So if you see someone claiming to be a fan of something – even if it’s something you don’t particularly care for – acting out in a disgusting manner, don’t be afraid to call them out on their poor behavior. Don’t bully them into submission, but make it clear that they aren’t welcome here and don’t deserve to associate with you until they shape up and start acting like an adult. Remember, there are no ‘toxic fandoms’ – only terrible, ill-tempered, and reprehensible human beings that the world can do without.

Why I’m Okay With The “Take A Knee” Protest

Yeah, I’m totally cool with this.
Source: Statesman

Anyone who knows me knows I couldn’t care less about sports. I’m not into competitive events (especially not ones that boil down to, “hit the other guy as hard as you can”). But when a sport starts stirring up political controversy and touches on issues of social justice by kneeling down during the national anthem, I can’t deny that it sits in several of my wheelhouses.

As you’ve almost certainly have gathered from the title, I have no problems with the ‘take a knee’ protests going around the NFL right now. I fact, as long they continue the protests peacefully and no one gets hurt, I wish them the best and hope people start to listen. After all, that’s the point of a controversial protest; to do something so shocking that people have no choice but to pay attention to you.

But, I also understand how a lot of people have misinterpreted this as an attack on the flag and the pledge. So, in an attempt to bridge the divide between us and promote empathy between divided factions, I’m going to attempt to debunk a few of the common complaints I’ve heard so far.

It was never about the flag

This the most common cry heard on the web right now, so I’ll keep it short. People joining the protest aren’t protesting against the flag; they’re using the flag as a vehicle to protest against police brutality.

It’s like I said at the start; the point of committing a controversial act in protest is to garner attention. If these players protested by doing something benign and mundane, you would be giving a thought about this right now. You have to do something shocking when you’re trying to rally awareness to a cause.

We ‘disrespect the flag’ LITERALLY every day (and the law doesn’t care)
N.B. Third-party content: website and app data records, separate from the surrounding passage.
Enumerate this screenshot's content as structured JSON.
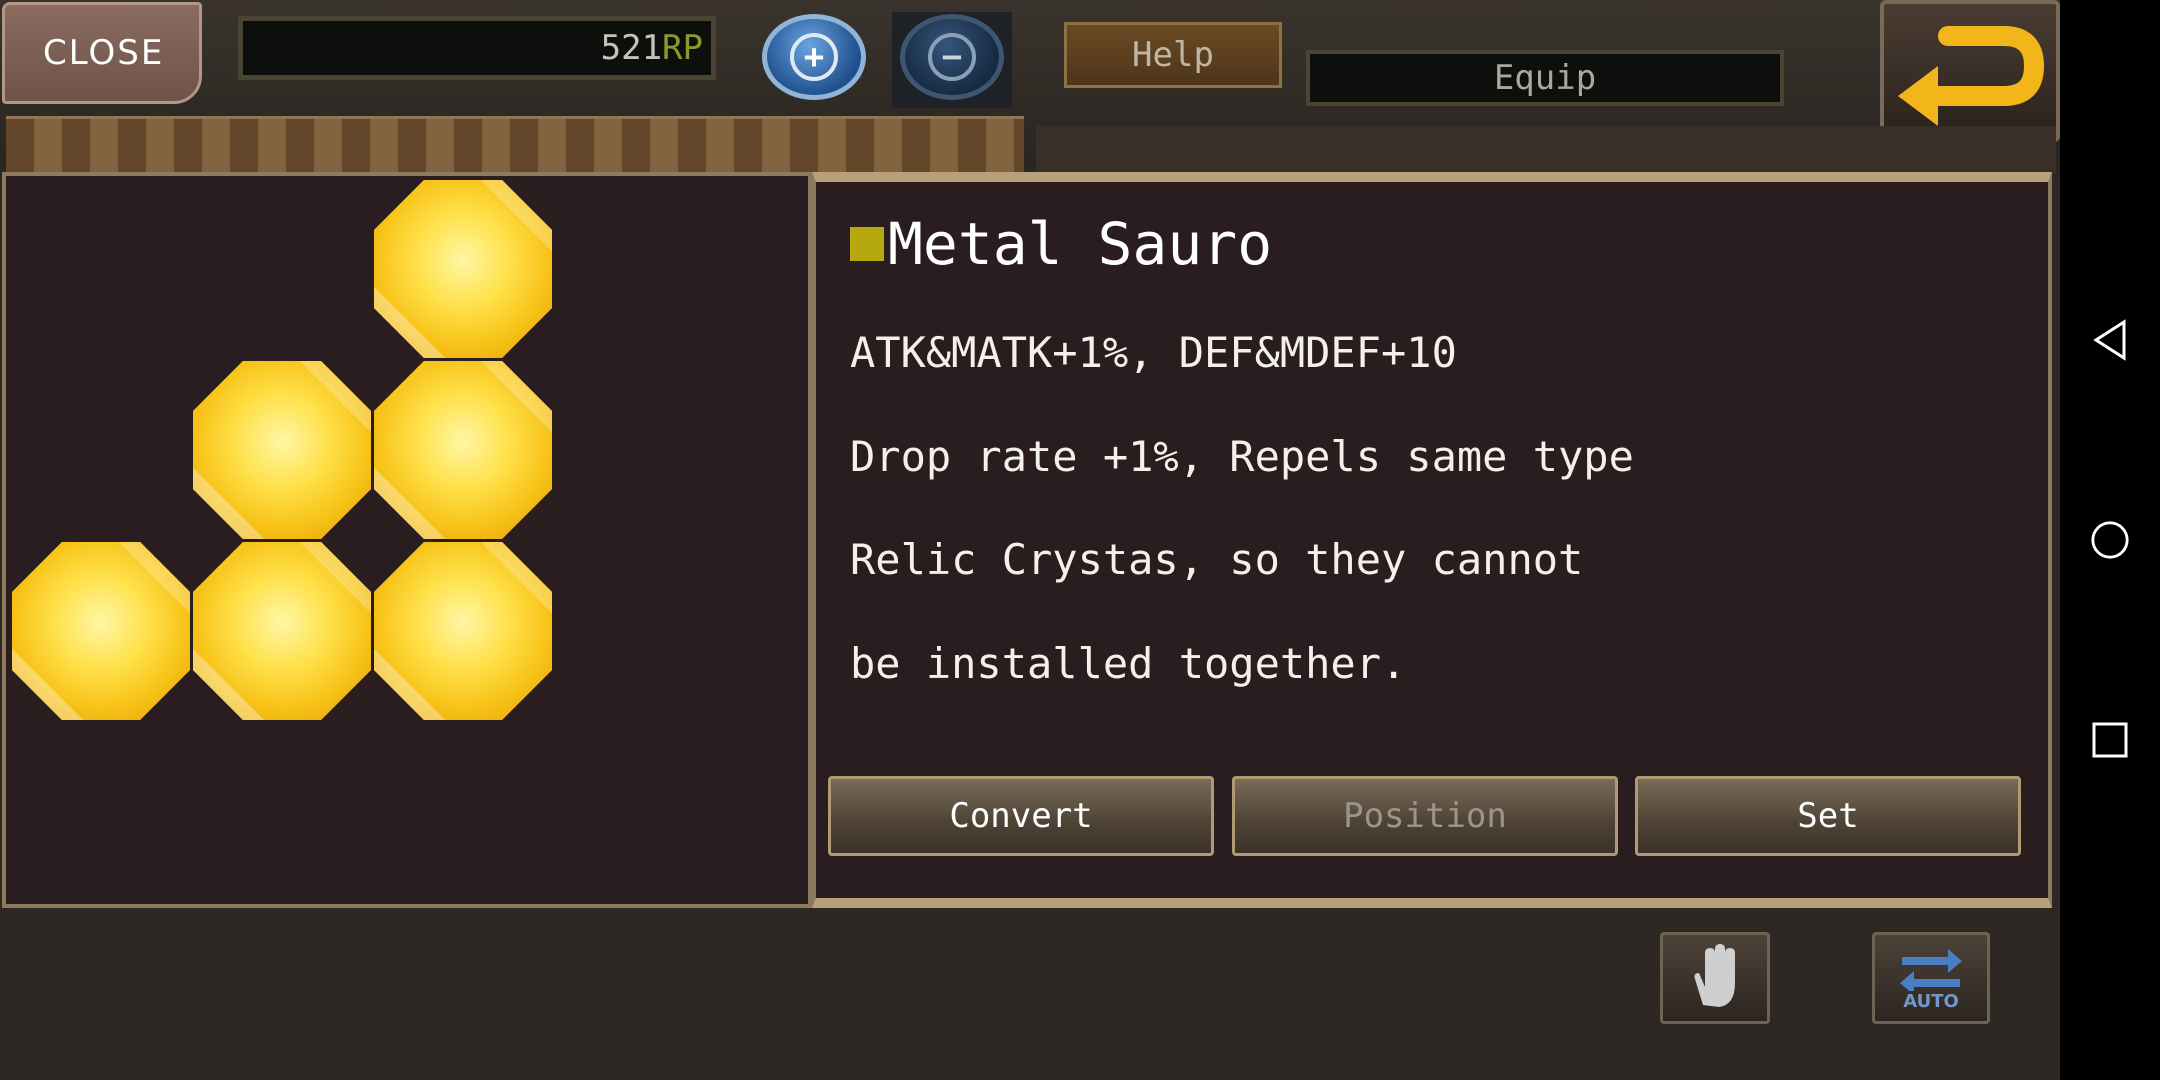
{
  "header": {
    "close_label": "CLOSE",
    "rp_value": "521",
    "rp_unit": "RP",
    "help_label": "Help",
    "equip_label": "Equip"
  },
  "info": {
    "title": "Metal Sauro",
    "lines": [
      "ATK&MATK+1%, DEF&MDEF+10",
      "Drop rate +1%, Repels same type",
      "Relic Crystas, so they cannot",
      "be installed together."
    ]
  },
  "actions": {
    "convert_label": "Convert",
    "position_label": "Position",
    "set_label": "Set"
  },
  "bottom": {
    "auto_label": "AUTO"
  },
  "colors": {
    "title_marker": "#b5a90f",
    "rp_unit": "#8c9a2d",
    "gem": "#ffe14a"
  }
}
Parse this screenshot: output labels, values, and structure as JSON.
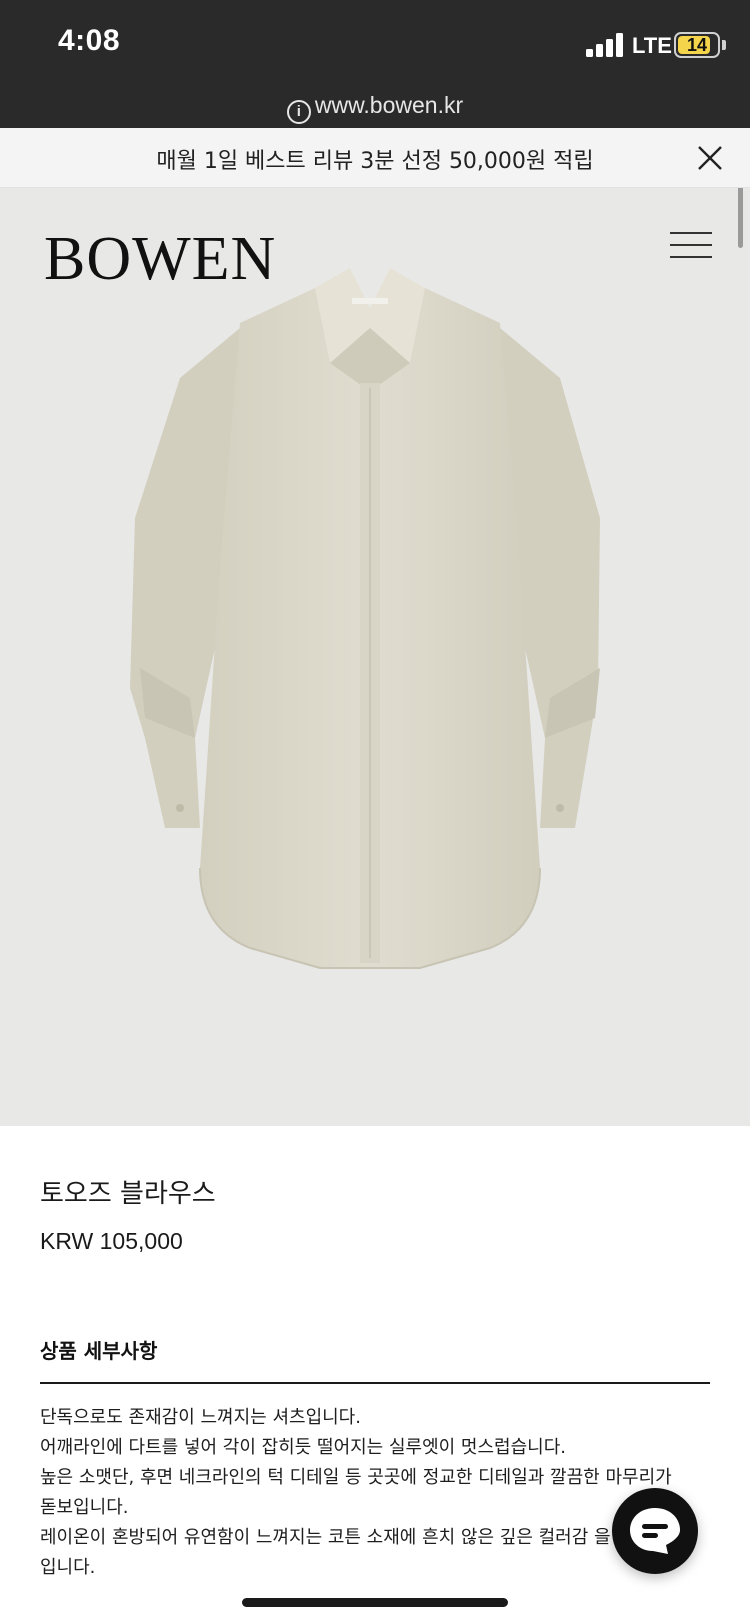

This is probably the second thing people bring up when they hear the complaints of respecting the flag.

If you actually read Chapter 10, Subsection 176 of the U.S. Flag Code which details how to respect the flag, you’d find a shocking number of ways we screw it up every day. Such examples of douchebaggery towards our banner include flag-printed clothing, carrying the flag horizontally, flag-printed uniforms and costumes, and – probably the most damning of all – using the flag in advertising (actually, you can double down on that last one since you’re also not supposed to use the flag as a receptacle).

That said, almost nobody freaks out about these ‘disrespectful’ acts because the flag code makes it clear that it is merely a suggestion. It makes sure that every entry on respect is bookmarked with the word “should” – not must.

The great irony is that this protest would have probably been ignored entirely if most of us just realized what the flag code does…

The flag is not our nation

As I understand it, the reason people get up in arms about respecting the flag is that they conflate disrespecting the flag with disrespecting the nation. The fact of the matter is, however, that the flag isn’t the nation; That’s the role of the people. And this protest’s intent was trying to protect a group of people (a legitimate concern, considering how often we see side-by-side video footage of how long hostile white criminals are allowed to resist arrest compared to less threatening black perpetrators) and, by extension using my previous analogy, the nation.

When you get right down to it, the things we associate with our nation – the flag, our anthem, our pledge of allegiance and more – are just symbols our nation uses. If we started taking the advice of George Carlin and just, “leave symbols to the symbol-minded,” to focus on the REAL substance of our country – our people – we might find that we could improve this home of ours immeasurably.